Eco-friendly Easter efforts from Cadbury
Cadbury is going green this Easter with a reduction in packaging and a link-up with the National Trust.
In a bid to lessen its impact on the environment, the company has reduced the plastic used in its small and medium-sized eggs to save 247 tonnes of plastic. The amount of cardboard in its packaging has also been reduced by using a new backless tray in outers, saving 115 tonnes of cardboard - an equivalent of nearly 2,000 trees.
As part of its Easter Egg
Trail activity with the National Trust, Cadbury is contributing £150,000 to the National Trust
woodland conservation programme.
The link-up will raise awareness of the 200 Easter Egg Trails taking place at National Trust properties across the UK in 2008 with on-pack flashes on Cadbury shell eggs and a new website - eastereggtrail.com. An Easter Egg Trail Pack will also be rolled out containing a mixture of 18 hollow eggs, Cadbury Creme Egg Minis and Cadbury Dairy Milk Caramel Egg

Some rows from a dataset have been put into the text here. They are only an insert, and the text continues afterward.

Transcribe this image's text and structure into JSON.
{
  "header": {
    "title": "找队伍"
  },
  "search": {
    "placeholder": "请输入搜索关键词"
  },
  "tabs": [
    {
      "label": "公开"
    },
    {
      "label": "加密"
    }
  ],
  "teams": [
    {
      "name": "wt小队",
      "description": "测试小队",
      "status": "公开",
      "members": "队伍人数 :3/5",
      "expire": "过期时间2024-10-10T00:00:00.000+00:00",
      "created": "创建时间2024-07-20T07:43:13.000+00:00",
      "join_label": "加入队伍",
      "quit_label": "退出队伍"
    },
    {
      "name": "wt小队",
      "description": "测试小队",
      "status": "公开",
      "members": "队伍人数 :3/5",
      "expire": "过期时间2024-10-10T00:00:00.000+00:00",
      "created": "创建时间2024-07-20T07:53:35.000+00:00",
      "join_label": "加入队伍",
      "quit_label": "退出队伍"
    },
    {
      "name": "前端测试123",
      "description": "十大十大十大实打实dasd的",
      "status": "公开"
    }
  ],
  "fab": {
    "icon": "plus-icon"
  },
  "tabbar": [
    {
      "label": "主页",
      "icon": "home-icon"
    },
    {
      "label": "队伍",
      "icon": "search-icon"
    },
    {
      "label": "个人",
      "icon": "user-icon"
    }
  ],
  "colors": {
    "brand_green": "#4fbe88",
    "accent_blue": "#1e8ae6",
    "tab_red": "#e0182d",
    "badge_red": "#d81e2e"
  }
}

Acting head of customer relations Kate Harding said: "For families, egg hunts are an important ritual associated with Easter. More than half of families with children take part in an egg hunt and now parents can buy a specific pack from Cadbury to stage their own ."
Cadbury Treasure Eggs - which are foil wrapped but don't have an outer box - are being piloted this Easter, with plans for a full launch in 2009, depending on the level of consumer interest in reduced packaging, Harding added.
The Treasure Eggs contain smaller chocolates inside and will feature across Cadbury's core brands of Mini Eggs, Cadbury Dairy Milk and Cadbury Dairy Milk Caramel.